Work instruction:
Restate all of the following data exactly, keeping any images out of the copy.

Records excerpted from a collection
┄┄┄┄┄┄

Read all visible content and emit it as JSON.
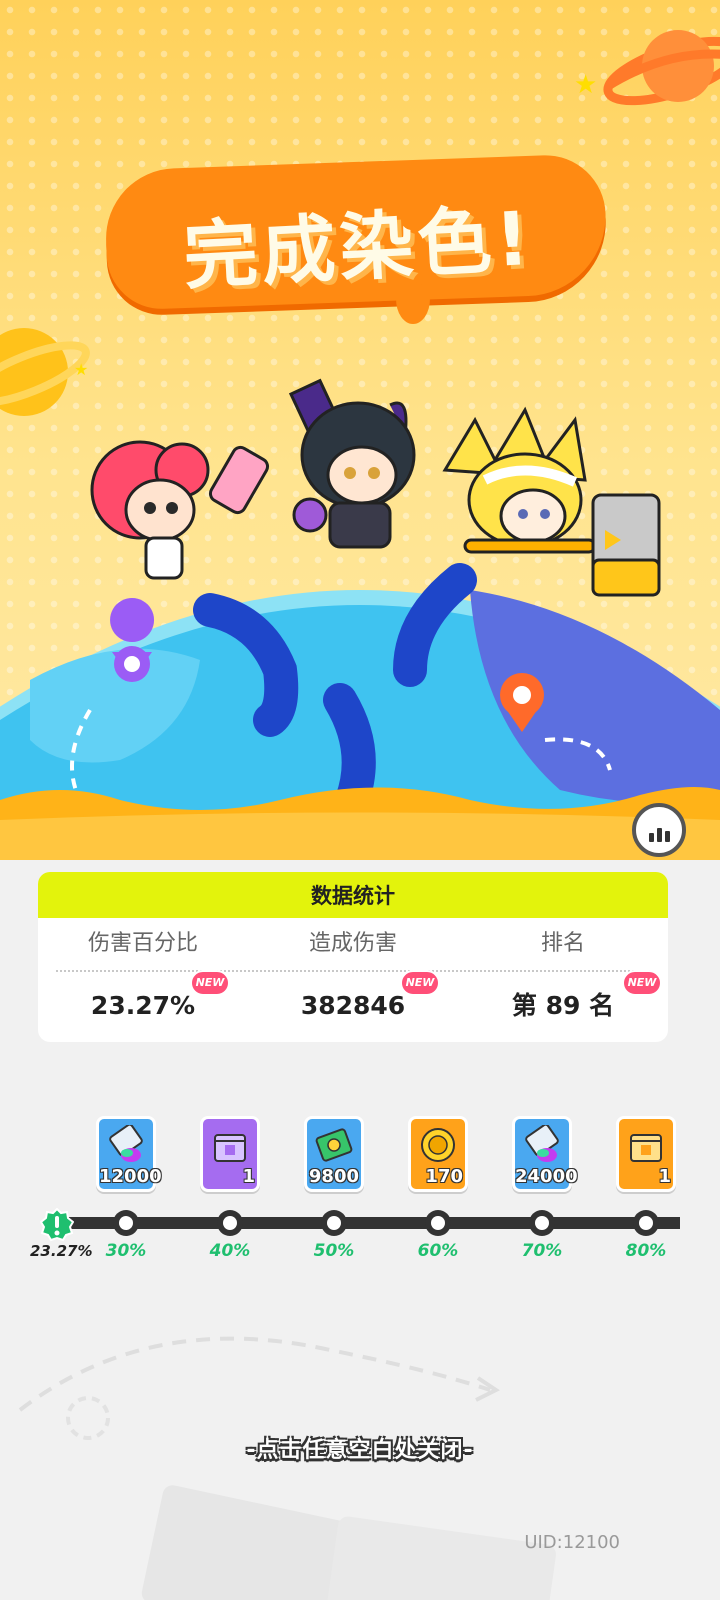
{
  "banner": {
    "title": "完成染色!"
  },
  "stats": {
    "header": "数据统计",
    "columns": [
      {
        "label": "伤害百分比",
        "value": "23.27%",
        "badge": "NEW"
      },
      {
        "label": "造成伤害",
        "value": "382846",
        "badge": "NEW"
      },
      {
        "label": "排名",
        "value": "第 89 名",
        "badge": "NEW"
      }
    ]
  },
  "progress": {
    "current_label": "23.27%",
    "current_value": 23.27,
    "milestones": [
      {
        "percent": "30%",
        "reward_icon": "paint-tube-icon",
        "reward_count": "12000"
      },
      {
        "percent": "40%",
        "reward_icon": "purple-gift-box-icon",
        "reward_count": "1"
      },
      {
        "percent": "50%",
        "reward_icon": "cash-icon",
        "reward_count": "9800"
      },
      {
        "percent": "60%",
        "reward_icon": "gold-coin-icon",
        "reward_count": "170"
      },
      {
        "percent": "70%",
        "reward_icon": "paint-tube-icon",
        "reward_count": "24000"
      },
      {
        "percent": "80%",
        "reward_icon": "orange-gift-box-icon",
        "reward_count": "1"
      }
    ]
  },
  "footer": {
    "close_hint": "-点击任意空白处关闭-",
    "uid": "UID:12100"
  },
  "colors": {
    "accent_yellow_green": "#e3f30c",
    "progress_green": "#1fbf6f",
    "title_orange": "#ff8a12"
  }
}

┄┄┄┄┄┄

Output below:
Read all visible content and emit it as JSON.
{
  "banner": {
    "title": "完成染色!"
  },
  "stats": {
    "header": "数据统计",
    "columns": [
      {
        "label": "伤害百分比",
        "value": "23.27%",
        "badge": "NEW"
      },
      {
        "label": "造成伤害",
        "value": "382846",
        "badge": "NEW"
      },
      {
        "label": "排名",
        "value": "第 89 名",
        "badge": "NEW"
      }
    ]
  },
  "progress": {
    "current_label": "23.27%",
    "current_value": 23.27,
    "milestones": [
      {
        "percent": "30%",
        "reward_icon": "paint-tube-icon",
        "reward_count": "12000"
      },
      {
        "percent": "40%",
        "reward_icon": "purple-gift-box-icon",
        "reward_count": "1"
      },
      {
        "percent": "50%",
        "reward_icon": "cash-icon",
        "reward_count": "9800"
      },
      {
        "percent": "60%",
        "reward_icon": "gold-coin-icon",
        "reward_count": "170"
      },
      {
        "percent": "70%",
        "reward_icon": "paint-tube-icon",
        "reward_count": "24000"
      },
      {
        "percent": "80%",
        "reward_icon": "orange-gift-box-icon",
        "reward_count": "1"
      }
    ]
  },
  "footer": {
    "close_hint": "-点击任意空白处关闭-",
    "uid": "UID:12100"
  },
  "colors": {
    "accent_yellow_green": "#e3f30c",
    "progress_green": "#1fbf6f",
    "title_orange": "#ff8a12"
  }
}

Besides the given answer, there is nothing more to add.